- This Mass Media Bunk article of the Skeptic's Dictionary comments on the article "Needles and Nerves," by Catherine Dold, appearing in the September 1998 issue of Discover Magazine.
September 28, 1998
Hawaii Rational Inquirer, September 24 Issue
- Hawaii Rational Inquirer, September 24 Issue
- There's a new issue of Victor Stenger's Hawaii Rational Inquirer. Articles include "US Government Anti-Science?," "Senate Bill Boosts NIH to $15.6B - Creates Dilemma," "Criticism of Discover Article on Quackupuncture," and "Kissing Hank's Ass."
September 25, 1998
Qakatak Links Index
- Qakatak Links Index
- The Australian Skeptics have added an index of topics for the Qakatak Links page. If you have an interest in alternative medicine, this is a very good place to check.
September 24, 1998

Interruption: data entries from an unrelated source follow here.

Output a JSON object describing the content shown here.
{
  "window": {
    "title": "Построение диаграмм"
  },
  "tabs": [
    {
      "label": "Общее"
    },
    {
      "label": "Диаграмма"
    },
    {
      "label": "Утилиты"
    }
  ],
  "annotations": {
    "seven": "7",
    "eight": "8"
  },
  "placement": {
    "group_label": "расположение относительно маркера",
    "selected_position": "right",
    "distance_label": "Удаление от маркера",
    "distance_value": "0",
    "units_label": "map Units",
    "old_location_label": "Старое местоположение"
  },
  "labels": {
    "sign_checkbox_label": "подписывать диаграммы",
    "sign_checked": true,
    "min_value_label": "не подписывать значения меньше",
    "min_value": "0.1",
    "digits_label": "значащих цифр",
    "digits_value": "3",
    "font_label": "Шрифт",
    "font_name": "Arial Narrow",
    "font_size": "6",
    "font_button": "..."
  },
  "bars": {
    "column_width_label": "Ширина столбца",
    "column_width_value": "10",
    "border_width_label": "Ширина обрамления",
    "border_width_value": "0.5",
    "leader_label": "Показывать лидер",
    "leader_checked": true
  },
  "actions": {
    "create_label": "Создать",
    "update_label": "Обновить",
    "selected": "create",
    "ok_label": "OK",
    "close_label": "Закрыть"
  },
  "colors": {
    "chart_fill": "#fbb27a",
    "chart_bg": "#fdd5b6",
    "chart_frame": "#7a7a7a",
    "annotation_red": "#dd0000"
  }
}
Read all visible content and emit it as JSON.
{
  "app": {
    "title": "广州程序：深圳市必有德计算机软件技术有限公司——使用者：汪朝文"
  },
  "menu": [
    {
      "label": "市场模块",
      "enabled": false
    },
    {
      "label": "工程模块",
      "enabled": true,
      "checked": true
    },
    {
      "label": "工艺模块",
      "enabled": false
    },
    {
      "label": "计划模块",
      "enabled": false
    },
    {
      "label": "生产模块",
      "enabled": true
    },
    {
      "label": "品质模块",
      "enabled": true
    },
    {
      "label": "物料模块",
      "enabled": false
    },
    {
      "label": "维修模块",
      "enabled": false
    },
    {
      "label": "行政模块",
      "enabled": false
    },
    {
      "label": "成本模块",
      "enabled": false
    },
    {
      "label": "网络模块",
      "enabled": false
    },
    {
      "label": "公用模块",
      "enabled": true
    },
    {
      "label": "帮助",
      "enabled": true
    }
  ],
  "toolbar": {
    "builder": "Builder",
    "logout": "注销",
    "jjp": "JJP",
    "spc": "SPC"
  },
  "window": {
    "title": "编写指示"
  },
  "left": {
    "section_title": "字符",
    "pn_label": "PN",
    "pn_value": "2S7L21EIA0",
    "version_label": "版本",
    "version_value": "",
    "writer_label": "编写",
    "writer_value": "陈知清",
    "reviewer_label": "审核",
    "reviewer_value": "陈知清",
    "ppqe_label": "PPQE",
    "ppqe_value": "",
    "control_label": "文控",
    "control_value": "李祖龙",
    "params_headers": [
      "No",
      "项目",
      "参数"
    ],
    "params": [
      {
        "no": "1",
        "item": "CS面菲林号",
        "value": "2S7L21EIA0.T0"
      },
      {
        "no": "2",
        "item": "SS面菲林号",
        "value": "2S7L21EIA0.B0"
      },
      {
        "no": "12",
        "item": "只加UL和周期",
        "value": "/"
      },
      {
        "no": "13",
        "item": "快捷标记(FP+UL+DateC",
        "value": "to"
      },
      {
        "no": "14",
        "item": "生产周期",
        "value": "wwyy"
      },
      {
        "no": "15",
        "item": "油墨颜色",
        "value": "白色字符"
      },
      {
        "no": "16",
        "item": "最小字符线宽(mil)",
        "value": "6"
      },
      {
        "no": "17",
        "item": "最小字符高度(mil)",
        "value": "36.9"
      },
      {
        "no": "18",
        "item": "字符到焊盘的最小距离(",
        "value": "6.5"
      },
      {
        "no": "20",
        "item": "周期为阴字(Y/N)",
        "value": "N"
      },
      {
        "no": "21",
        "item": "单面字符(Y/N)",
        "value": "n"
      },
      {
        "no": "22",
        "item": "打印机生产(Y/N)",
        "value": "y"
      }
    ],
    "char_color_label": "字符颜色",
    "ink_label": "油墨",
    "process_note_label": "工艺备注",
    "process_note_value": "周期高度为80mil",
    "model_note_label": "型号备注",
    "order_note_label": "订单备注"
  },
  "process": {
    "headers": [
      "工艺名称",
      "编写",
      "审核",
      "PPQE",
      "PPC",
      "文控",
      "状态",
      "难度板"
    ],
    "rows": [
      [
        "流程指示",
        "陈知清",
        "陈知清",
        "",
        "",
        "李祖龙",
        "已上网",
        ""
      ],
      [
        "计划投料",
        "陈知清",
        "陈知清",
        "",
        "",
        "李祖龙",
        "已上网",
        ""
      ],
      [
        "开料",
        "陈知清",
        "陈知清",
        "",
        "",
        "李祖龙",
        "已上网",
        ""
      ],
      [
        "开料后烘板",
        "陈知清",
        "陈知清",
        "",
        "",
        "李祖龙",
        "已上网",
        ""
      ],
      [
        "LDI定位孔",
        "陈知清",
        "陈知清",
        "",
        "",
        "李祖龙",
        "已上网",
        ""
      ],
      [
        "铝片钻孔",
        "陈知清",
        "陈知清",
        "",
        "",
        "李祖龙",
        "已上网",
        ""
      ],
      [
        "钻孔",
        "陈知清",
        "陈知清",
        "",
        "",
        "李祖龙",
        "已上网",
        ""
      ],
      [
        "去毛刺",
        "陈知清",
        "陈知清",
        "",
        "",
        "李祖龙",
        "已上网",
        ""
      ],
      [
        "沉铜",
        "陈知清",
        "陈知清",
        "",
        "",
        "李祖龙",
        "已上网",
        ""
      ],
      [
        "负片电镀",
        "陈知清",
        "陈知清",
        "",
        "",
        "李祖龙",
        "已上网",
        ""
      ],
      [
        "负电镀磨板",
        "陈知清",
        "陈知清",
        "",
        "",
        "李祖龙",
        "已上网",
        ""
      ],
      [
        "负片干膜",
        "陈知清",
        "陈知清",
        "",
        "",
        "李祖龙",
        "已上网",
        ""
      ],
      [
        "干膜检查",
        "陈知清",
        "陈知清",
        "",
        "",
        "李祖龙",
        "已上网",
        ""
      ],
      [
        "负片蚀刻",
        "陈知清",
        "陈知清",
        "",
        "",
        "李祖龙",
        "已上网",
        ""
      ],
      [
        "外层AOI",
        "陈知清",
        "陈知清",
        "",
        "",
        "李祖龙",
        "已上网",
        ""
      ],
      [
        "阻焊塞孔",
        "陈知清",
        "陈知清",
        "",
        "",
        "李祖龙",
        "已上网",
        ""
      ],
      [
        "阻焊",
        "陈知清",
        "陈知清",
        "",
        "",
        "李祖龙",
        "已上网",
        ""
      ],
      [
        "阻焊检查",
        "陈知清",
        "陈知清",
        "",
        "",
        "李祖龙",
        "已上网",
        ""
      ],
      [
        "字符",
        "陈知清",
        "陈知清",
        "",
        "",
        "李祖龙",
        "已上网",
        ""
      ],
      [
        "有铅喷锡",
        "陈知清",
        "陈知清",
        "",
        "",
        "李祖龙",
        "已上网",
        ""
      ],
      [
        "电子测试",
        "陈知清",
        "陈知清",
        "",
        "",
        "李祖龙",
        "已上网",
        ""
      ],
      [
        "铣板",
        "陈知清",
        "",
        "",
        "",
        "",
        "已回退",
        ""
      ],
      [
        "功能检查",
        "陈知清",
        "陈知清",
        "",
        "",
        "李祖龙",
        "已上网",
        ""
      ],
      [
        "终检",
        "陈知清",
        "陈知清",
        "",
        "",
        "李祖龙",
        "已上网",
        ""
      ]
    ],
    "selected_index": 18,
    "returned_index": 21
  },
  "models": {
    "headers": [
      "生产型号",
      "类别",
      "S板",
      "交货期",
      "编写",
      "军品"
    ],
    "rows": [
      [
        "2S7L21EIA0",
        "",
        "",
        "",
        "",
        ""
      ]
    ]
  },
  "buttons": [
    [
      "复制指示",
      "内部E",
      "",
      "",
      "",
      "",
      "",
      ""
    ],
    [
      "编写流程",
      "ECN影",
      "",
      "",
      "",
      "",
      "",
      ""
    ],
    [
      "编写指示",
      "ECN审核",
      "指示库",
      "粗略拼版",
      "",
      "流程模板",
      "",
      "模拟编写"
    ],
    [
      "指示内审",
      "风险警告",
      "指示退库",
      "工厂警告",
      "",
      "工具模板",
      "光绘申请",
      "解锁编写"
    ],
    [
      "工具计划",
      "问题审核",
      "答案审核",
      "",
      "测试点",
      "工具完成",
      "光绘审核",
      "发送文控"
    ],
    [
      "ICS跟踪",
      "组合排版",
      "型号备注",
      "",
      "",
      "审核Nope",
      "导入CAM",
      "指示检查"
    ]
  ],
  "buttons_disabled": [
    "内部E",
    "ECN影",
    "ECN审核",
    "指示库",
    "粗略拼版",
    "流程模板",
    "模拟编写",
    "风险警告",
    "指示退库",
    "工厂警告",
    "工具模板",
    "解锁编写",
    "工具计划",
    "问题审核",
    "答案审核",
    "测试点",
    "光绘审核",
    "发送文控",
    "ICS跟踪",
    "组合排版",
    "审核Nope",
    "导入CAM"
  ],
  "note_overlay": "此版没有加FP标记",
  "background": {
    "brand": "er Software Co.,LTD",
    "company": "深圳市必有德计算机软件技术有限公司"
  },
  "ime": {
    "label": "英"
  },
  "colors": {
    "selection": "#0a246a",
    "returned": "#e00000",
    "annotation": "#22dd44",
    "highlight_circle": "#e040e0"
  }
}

- There's another new entry on the Skeptic's Dictionary. "Macrobiotics is a way of life characterized by a special diet said to optimize the balance of yin and yang." Well okay then. Also, don't forget that the Skeptic's Dictionary and the Skeptic's Refuge recently moved. The new addresses are http://skepdic.com/ and http://skepdic.com/refuge/sr.html respectively.
September 22, 1998
AMA Attacks Sale of Non-Health-Related Products in Medical Offices
- AMA Attacks Sale of Non-Health-Related Products in Medical Offices
- Dr. Stephen Barrett has posted a major update to this QuackWatch article. "During the past few years, many physicians have begun selling health-related multilevel products to patients in their offices. The companies most involved appear to be Amway, Body Wise, Nu Skin (Interior Design), and Rexall. Doctors are typically recruited with promises that the extra income will replace income lost to managed care."
Magnetize Your Beverages?
- Magnetize Your Beverages?
- Dr. Stephen Barrett has posted a new QuackWatch article. "Explorations, of Broomfield, Colorado, markets a large collection of books, videotapes, devices, and other items related to self-help and spirituality. Its products include a magnetic mug, a 'Q-Ray Bracelet' alleged to 'balance the body's electromagnetic circuits,' and magnets claimed to provide pain relief in many parts of the body. The magnetic mug, which costs $45, is said to 'magnetize beverages for better hydration.'" It never stops, does it? Included is a photo of the mug and the company's description of how it is supposed to work - followed by Dr. Barrett's detailing of the numerous flaws in the claim.
September 21, 1998
Recent Issues of Hawaii Rational Inquirer
- Recent Issues of Hawaii Rational Inquirer
- Victor Stenger's Hawaii Rational Inquirer is an e-mail newsletter that gets distributed every couple of weeks. Topics in the September 3 issue include Update on Emily's Experiment, Medical Schools Adding Courses in Quack Medicine, Physicists Fall for it Too, and The (Political) Science of Salt. Topics in the September 18 issue include Hawaii New Center of Energy Medicine?, Medical Community Taking Action Against Quackery, and Martin Gardner Speaks Out Against Fuzzy Math.
September 19, 1998
More on Myss
- More on Myss
- The False Memory Syndrome Foundation has additional information about Caroline Myss. "This summer we received a brochure advertising a seminar taught by one Caroline Myss, Ph.D., self-described as 'a pioneer in the field of energy medicine and human consciousness.' We learn that 'she holds a doctorate in intuition and energy medicine from Greenwich University in Hilo, Hawaii -- the country's first such degree.'"